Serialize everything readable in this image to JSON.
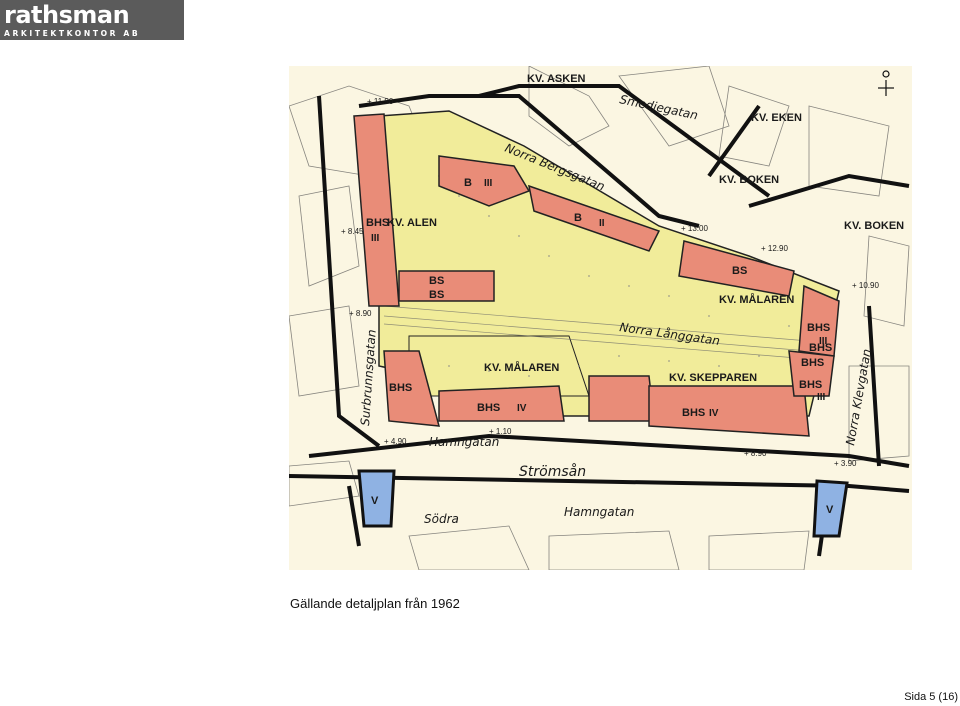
{
  "header": {
    "brand": "rathsman",
    "subtitle": "ARKITEKTKONTOR AB"
  },
  "map": {
    "blocks": [
      "KV. ASKEN",
      "KV. EKEN",
      "KV. BOKEN",
      "KV. BOKEN",
      "KV. ALEN",
      "KV. MÅLAREN",
      "KV. MÅLAREN",
      "KV. SKEPPAREN"
    ],
    "streets": [
      "Smedjegatan",
      "Norra Bergsgatan",
      "Norra Långgatan",
      "Surbrunnsgatan",
      "Hamngatan",
      "Strömsån",
      "Södra",
      "Hamngatan",
      "Norra Klevgatan"
    ],
    "zones": [
      "BHS",
      "BHS",
      "BHS",
      "BHS",
      "BHS",
      "BHS",
      "BHS",
      "B",
      "B",
      "BS",
      "BS",
      "BS",
      "BHS",
      "V",
      "V"
    ],
    "floors": [
      "III",
      "III",
      "II",
      "IV",
      "IV",
      "III",
      "III"
    ],
    "heights": [
      "+ 11.90",
      "+ 13.00",
      "+ 12.90",
      "+ 10.90",
      "+ 8.45",
      "+ 8.90",
      "+ 1.10",
      "+ 8.90",
      "+ 3.90",
      "+ 4.90"
    ],
    "colors": {
      "red": "#e98c78",
      "yellow": "#f1ec9a",
      "blue": "#8fb2e3",
      "ink": "#1c1c1c"
    }
  },
  "caption": "Gällande detaljplan från 1962",
  "page": "Sida 5 (16)"
}
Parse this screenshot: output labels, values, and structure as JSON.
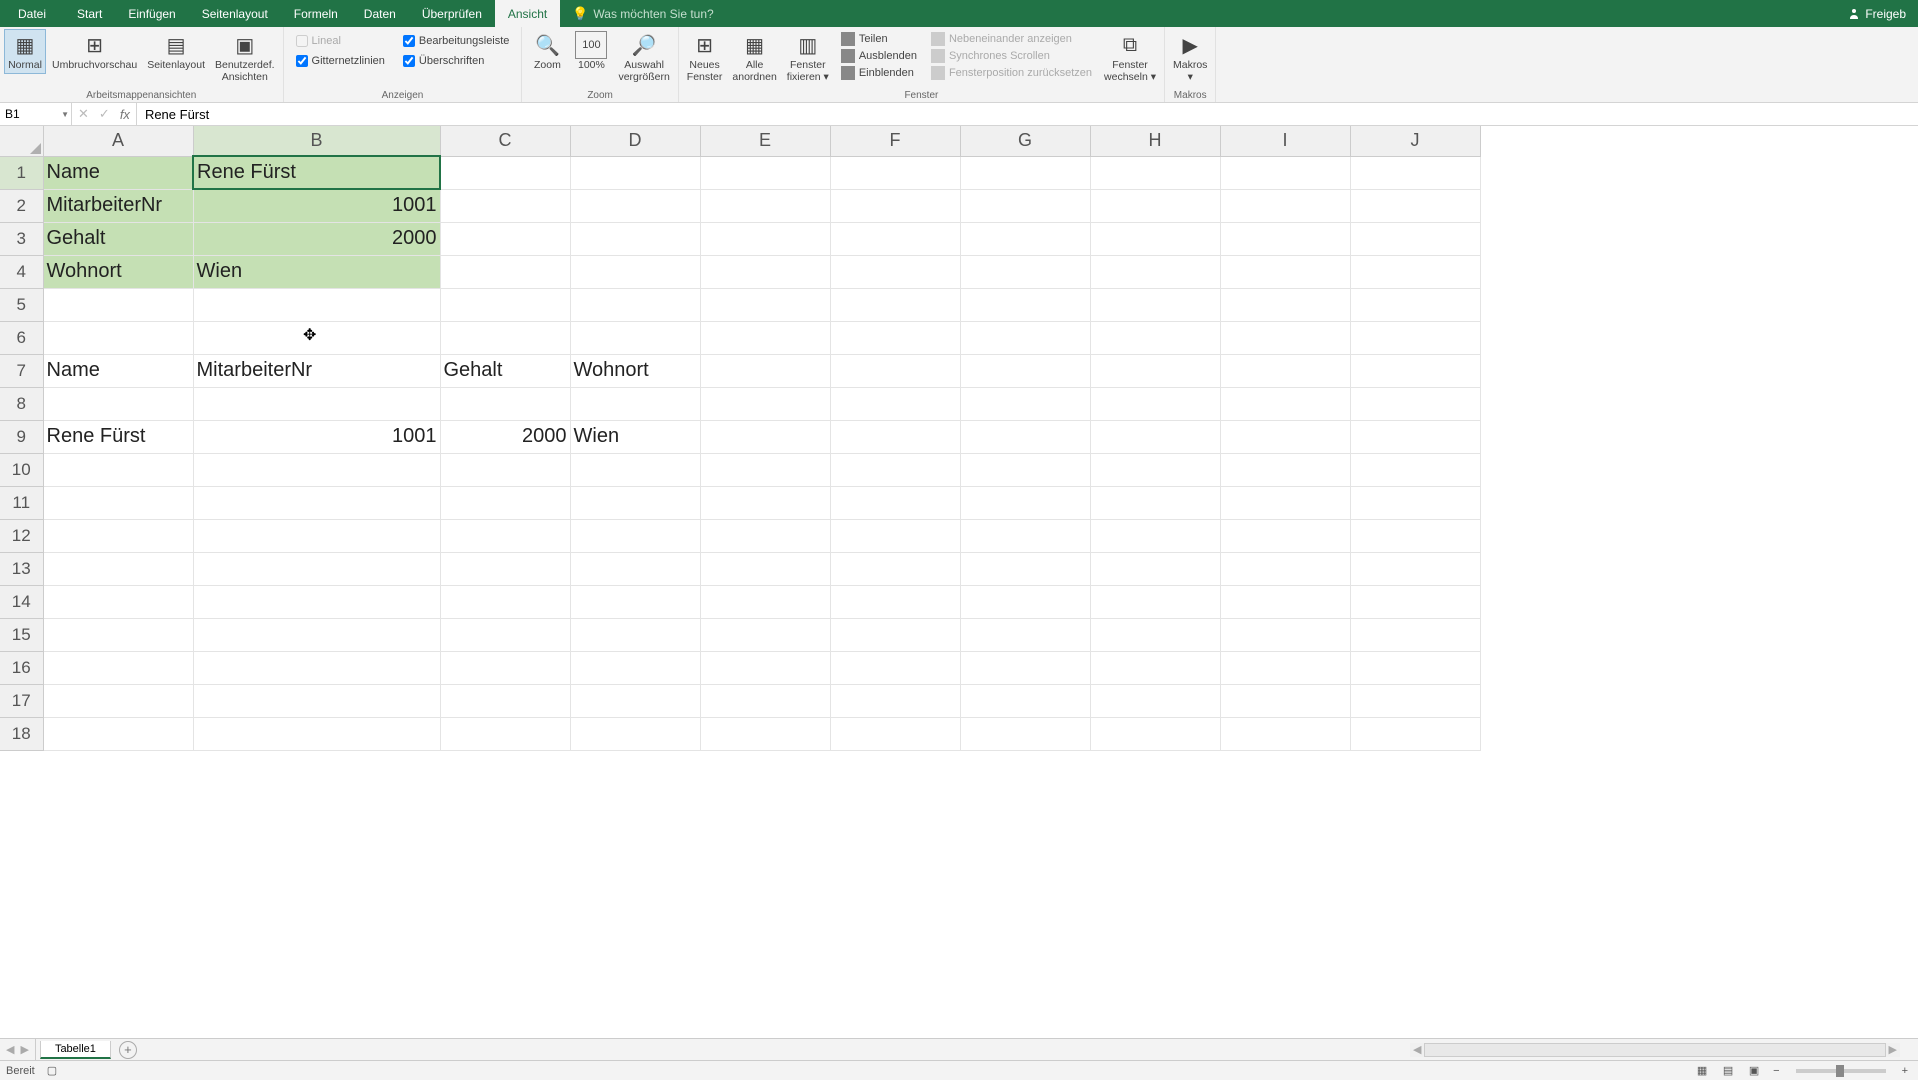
{
  "tabs": {
    "file": "Datei",
    "items": [
      "Start",
      "Einfügen",
      "Seitenlayout",
      "Formeln",
      "Daten",
      "Überprüfen",
      "Ansicht"
    ],
    "active_index": 6,
    "tell_me": "Was möchten Sie tun?",
    "share": "Freigeb"
  },
  "ribbon": {
    "group_views": {
      "label": "Arbeitsmappenansichten",
      "normal": "Normal",
      "page_break": "Umbruchvorschau",
      "page_layout": "Seitenlayout",
      "custom_views": "Benutzerdef.\nAnsichten"
    },
    "group_show": {
      "label": "Anzeigen",
      "ruler": "Lineal",
      "formula_bar": "Bearbeitungsleiste",
      "gridlines": "Gitternetzlinien",
      "headings": "Überschriften"
    },
    "group_zoom": {
      "label": "Zoom",
      "zoom": "Zoom",
      "hundred": "100%",
      "selection": "Auswahl\nvergrößern"
    },
    "group_window": {
      "label": "Fenster",
      "new_window": "Neues\nFenster",
      "arrange_all": "Alle\nanordnen",
      "freeze": "Fenster\nfixieren ▾",
      "split": "Teilen",
      "hide": "Ausblenden",
      "unhide": "Einblenden",
      "side_by_side": "Nebeneinander anzeigen",
      "sync_scroll": "Synchrones Scrollen",
      "reset_pos": "Fensterposition zurücksetzen",
      "switch": "Fenster\nwechseln ▾"
    },
    "group_macros": {
      "label": "Makros",
      "macros": "Makros\n▾"
    }
  },
  "formula_bar": {
    "name_box": "B1",
    "formula": "Rene Fürst"
  },
  "columns": [
    "A",
    "B",
    "C",
    "D",
    "E",
    "F",
    "G",
    "H",
    "I",
    "J"
  ],
  "rows": [
    1,
    2,
    3,
    4,
    5,
    6,
    7,
    8,
    9,
    10,
    11,
    12,
    13,
    14,
    15,
    16,
    17,
    18
  ],
  "active_col": "B",
  "active_row": 1,
  "cells": {
    "A1": "Name",
    "B1": "Rene Fürst",
    "A2": "MitarbeiterNr",
    "B2": "1001",
    "A3": "Gehalt",
    "B3": "2000",
    "A4": "Wohnort",
    "B4": "Wien",
    "A7": "Name",
    "B7": "MitarbeiterNr",
    "C7": "Gehalt",
    "D7": "Wohnort",
    "A9": "Rene Fürst",
    "B9": "1001",
    "C9": "2000",
    "D9": "Wien"
  },
  "sheet": {
    "name": "Tabelle1"
  },
  "status": {
    "ready": "Bereit"
  }
}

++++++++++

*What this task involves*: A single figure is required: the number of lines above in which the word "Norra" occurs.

*Answer to the exercise*: 3